preceding two weeks, further declined to 6 last week. The156 deaths registered in Dublin last week included 38 ofinfants under one year of age and 29 of persons aged up-wards of sixty years; the deaths of infants showed a

slight increase, while those of elderly persons showed amarked further decline from recent weekly numbers. Five

inquest cases and 3 deaths from violence were registered;and 53, or rather more than a third, of the deathsoccurred in public institutions. The causes of 13, or morethan 8 per cent., of the deaths in the city last week werenot certified.



reported his arrival at Netley on Oct. 2nd, is posted to theMedical Division. He attends the course of instruction inthe Army Medical School. The following officers haveembarked in the Euphrates for a tour of service in India :Surgeon- Lieutenant- Colonel Bennett and Surgeon-Lieu-tenants Holt, Hennessy, Buchanan and Fleming. Thefollowing officers are also returning to India from sick leave:Surgeon-Major Woods and Surgeon-Captains Carte and Scott.Surgeon-Colonel Archer has left for Halifax on return fromleave of absence and Surgeon-Captain Kiddle for Cyprus.Surgeon-Major Baker has been granted sick leave from Malta.Surgeon-Captain Powell has rejoined at Dublin from Alder-shot and Surgeon-Captain Browning has returned to Limerick.The following officers have resumed their duties on expira-tion of leave : Surgeon-Captain Cocks, Eastern District, andSurgeon-Major Carter, Woolwich.

ARMY MEDICAL STAFF.The undermentioned Surgeon-Majors of the Army Medical
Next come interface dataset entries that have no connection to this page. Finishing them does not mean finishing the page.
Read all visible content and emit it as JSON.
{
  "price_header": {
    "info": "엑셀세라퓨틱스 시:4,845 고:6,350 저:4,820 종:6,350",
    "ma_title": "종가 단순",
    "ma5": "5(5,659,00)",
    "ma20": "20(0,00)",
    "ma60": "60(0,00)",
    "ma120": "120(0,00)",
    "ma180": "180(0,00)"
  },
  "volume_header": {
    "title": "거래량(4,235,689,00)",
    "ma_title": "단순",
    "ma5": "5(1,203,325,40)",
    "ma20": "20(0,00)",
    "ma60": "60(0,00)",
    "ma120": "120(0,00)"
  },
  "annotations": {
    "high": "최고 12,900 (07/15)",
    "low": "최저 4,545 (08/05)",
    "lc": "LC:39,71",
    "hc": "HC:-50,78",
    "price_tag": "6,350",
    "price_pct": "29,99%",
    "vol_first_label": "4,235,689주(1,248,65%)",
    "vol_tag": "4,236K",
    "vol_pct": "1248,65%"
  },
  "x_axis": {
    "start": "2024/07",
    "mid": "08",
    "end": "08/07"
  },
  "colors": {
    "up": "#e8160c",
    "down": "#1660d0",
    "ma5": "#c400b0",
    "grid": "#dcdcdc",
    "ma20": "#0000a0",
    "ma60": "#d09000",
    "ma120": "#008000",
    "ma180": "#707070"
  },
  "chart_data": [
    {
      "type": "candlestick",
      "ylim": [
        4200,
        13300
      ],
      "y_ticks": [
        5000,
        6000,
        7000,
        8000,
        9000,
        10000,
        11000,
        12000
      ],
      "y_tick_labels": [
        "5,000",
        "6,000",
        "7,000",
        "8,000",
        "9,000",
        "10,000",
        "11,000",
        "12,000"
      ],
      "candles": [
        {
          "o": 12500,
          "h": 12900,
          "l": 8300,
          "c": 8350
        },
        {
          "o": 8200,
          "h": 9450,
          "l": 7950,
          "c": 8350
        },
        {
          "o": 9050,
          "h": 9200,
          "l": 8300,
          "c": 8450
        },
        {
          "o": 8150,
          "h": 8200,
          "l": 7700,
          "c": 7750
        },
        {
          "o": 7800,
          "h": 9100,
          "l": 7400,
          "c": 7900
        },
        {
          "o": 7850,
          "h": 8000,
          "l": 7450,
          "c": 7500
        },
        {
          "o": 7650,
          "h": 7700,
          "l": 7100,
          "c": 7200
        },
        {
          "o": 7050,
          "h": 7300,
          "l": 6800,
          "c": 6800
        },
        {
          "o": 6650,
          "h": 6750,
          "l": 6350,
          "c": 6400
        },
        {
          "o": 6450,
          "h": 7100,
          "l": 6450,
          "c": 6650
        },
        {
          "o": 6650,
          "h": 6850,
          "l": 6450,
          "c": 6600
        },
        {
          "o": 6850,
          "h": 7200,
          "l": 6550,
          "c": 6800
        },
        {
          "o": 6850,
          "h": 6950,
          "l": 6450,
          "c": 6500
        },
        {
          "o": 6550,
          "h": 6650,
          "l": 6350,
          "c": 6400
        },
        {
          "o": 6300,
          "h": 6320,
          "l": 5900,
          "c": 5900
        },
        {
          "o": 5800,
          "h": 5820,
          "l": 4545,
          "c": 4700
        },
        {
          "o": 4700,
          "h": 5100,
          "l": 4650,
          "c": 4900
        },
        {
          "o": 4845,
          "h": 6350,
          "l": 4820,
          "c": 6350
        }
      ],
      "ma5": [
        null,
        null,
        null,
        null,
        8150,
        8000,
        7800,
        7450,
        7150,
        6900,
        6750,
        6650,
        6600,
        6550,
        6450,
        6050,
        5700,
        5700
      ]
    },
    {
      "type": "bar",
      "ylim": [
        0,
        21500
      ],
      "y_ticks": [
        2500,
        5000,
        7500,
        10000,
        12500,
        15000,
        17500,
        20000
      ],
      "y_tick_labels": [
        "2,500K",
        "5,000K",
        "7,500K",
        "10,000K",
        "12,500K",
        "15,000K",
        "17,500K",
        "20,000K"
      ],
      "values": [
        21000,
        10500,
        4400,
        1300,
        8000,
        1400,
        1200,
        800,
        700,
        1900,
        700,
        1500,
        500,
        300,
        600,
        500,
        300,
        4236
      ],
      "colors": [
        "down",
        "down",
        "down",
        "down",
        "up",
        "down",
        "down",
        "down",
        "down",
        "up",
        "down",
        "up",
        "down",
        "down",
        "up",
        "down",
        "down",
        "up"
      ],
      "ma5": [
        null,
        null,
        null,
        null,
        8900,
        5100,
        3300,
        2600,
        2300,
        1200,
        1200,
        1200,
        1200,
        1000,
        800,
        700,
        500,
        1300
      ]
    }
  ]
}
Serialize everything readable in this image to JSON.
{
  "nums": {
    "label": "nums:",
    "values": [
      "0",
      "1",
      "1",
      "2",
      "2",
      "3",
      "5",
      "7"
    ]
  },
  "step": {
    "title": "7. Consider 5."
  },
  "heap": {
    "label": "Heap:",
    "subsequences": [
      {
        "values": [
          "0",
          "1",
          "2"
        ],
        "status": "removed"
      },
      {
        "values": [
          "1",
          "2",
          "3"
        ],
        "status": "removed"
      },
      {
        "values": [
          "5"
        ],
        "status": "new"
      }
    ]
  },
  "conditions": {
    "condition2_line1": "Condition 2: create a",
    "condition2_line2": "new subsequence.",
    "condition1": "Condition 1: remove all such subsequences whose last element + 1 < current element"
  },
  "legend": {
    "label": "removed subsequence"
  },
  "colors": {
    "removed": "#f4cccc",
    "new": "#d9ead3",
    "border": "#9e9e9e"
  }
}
Staff having completed twenty years’ service are accordinglyentitled to promotion to the rank of Surgeon-Lieutenant-Colonel : G. T. Langridge, B. W. Fowler, W. E. Webb, M.D.,R. W. Mapleton, M.B., W. L. Gubbins, M.B., R. G. Thomsett,P. J. M’Quaid, M.D., and J. Ring, M.D.

INDIA AND THE INDIAN MEDICAL SERVICES.The appointment of Surgeon-Captain H. D. James, Army

Medical Staff, in Medical Charge Station Hospital, Saint